====== Data listing ======

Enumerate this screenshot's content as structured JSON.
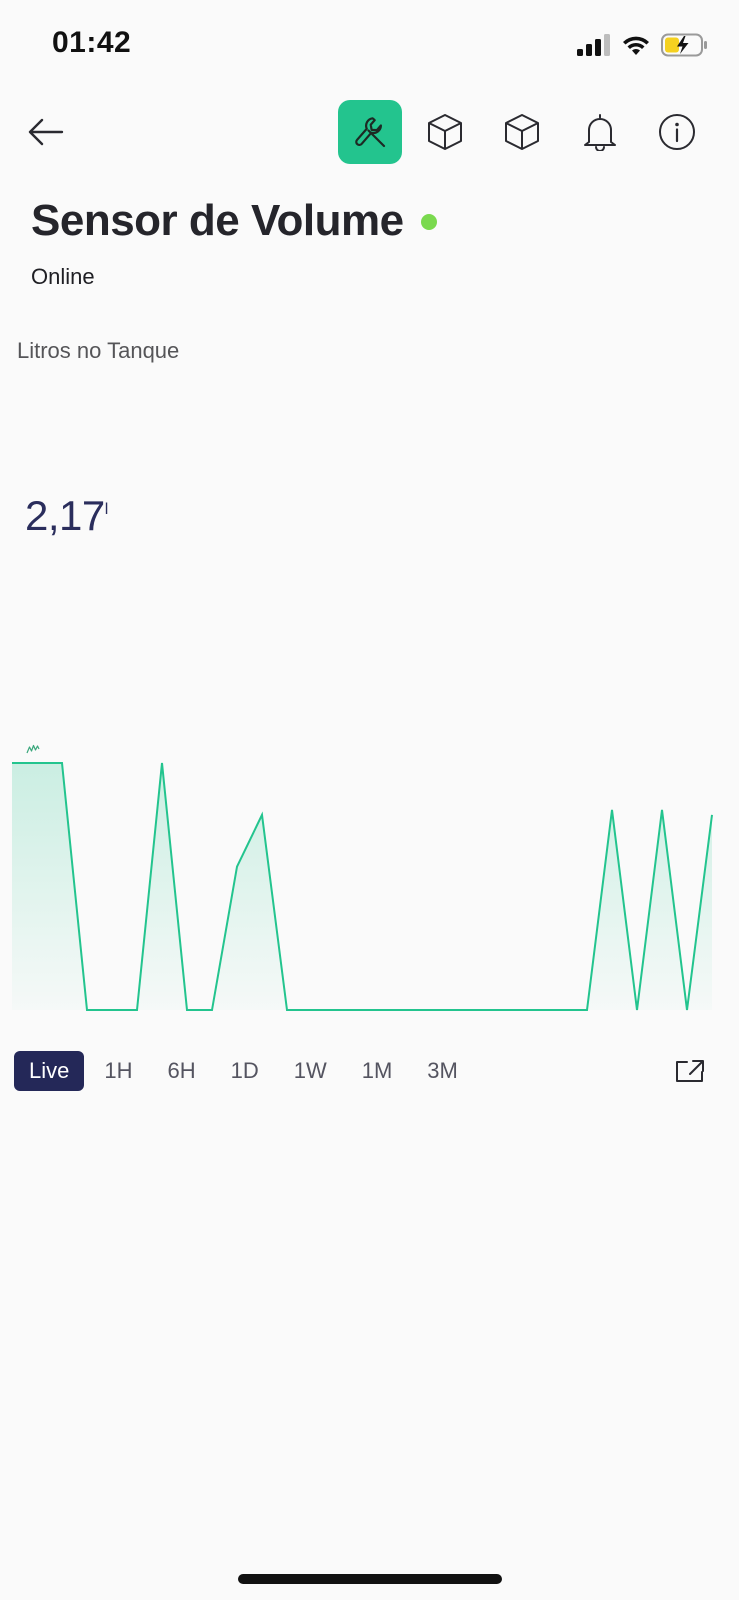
{
  "status_bar": {
    "time": "01:42",
    "icons": [
      "cellular-signal-icon",
      "wifi-icon",
      "battery-charging-icon"
    ],
    "battery_color": "#f5d120"
  },
  "toolbar": {
    "buttons": [
      {
        "name": "back-arrow-icon"
      },
      {
        "name": "wrench-icon",
        "active": true
      },
      {
        "name": "cube-icon"
      },
      {
        "name": "cube-icon"
      },
      {
        "name": "bell-icon"
      },
      {
        "name": "info-icon"
      }
    ],
    "active_color": "#23c48e"
  },
  "device": {
    "title": "Sensor de Volume",
    "status": "Online",
    "status_color": "#7ad94e"
  },
  "widget": {
    "label": "Litros no Tanque",
    "value": "2,17",
    "unit": "l",
    "chart_color": "#23c48e",
    "chart_icon": "sparkline-icon"
  },
  "chart_data": {
    "type": "area",
    "values": [
      1,
      1,
      1,
      0,
      0,
      0,
      1,
      0,
      0,
      0.58,
      0.79,
      0,
      0,
      0,
      0,
      0,
      0,
      0,
      0,
      0,
      0,
      0,
      0,
      0,
      0.81,
      0,
      0.81,
      0,
      0.79
    ],
    "ylim": [
      0,
      1
    ],
    "grid": false
  },
  "time_range": {
    "options": [
      "Live",
      "1H",
      "6H",
      "1D",
      "1W",
      "1M",
      "3M"
    ],
    "selected": "Live",
    "selected_color": "#242858"
  },
  "fullscreen_icon": "expand-icon"
}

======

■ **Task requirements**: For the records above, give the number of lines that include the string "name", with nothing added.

■ **Written response**: 6